A resident of Juvigny, Haute-Savoie, Montignac died of prostate cancer[4] at age 66 on August 22, 2010, at a clinic in Annemasse.[2] "He is survived by his wife, Suzy; their children, Joseph and Peter; and by three children from his first marriage, Charles, Emeric and Sybille. The promotion of his method has been passed on to Suzy and Sybille."[5]

See also[edit]


  1. ^ "Michel Montignac Recipes and Menus (Adapted for North America)", Amazon.com. Accessed August 27, 2010.
  2. ^ a b c d Hevesi, Dennis. "Michel Montignac, Creator of Trend-Setting Diet, Dies at 66", The New York Times, August 26, 2010. Accessed August 27, 2010.
  3. ^ a b Cohen, Roger. "Dieting a la Paris: Foie Gras, Wine and Chocolate", The New York Times, January 24, 1993. Accessed August 27, 2010.
  4. ^ Ellis, Robin. "Michel Montignac obituary", The Guardian, September 10, 2010. Accessed November 5, 2011.
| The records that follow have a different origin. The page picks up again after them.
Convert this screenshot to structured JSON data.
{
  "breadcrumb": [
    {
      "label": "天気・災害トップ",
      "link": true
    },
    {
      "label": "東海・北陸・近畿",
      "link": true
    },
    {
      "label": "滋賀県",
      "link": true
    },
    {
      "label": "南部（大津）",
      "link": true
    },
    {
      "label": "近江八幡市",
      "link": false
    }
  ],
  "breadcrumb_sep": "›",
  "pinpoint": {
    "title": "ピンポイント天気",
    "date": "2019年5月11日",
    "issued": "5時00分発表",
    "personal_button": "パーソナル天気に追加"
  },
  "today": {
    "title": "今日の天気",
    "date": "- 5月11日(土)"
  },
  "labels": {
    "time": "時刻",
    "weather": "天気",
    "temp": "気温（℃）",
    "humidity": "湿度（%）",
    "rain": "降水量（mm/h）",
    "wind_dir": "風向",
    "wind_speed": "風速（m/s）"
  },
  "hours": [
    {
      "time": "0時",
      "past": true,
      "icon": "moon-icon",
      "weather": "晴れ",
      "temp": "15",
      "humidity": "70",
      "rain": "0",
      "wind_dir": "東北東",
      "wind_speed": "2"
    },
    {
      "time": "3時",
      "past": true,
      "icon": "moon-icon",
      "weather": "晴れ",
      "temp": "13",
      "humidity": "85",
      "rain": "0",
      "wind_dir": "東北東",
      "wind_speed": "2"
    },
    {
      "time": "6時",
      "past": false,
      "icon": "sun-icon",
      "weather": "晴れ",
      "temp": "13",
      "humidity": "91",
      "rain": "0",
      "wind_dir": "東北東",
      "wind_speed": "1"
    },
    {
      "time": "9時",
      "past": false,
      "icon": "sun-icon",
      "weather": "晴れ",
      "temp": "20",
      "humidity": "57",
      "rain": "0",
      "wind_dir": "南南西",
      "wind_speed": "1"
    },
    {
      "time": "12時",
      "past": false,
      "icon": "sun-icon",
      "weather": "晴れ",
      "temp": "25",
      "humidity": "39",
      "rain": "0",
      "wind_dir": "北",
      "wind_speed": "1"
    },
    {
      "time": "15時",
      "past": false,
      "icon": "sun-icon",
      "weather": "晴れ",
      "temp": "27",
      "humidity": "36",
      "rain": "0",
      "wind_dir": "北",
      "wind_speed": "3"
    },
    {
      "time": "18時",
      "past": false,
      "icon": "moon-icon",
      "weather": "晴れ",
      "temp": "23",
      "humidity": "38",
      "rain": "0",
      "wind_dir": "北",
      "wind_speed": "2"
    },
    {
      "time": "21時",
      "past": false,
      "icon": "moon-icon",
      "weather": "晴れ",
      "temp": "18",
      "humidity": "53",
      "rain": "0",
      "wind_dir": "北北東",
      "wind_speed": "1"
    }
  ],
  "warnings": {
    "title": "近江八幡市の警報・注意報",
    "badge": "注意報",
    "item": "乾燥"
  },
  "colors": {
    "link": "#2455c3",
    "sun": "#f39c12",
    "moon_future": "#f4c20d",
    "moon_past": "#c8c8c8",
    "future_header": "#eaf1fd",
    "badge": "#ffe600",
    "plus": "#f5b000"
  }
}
  5. ^ Ellis, Robin. "Michel Montignac obituary", The Guardian, September 10, 2010. Accessed March 4, 2012.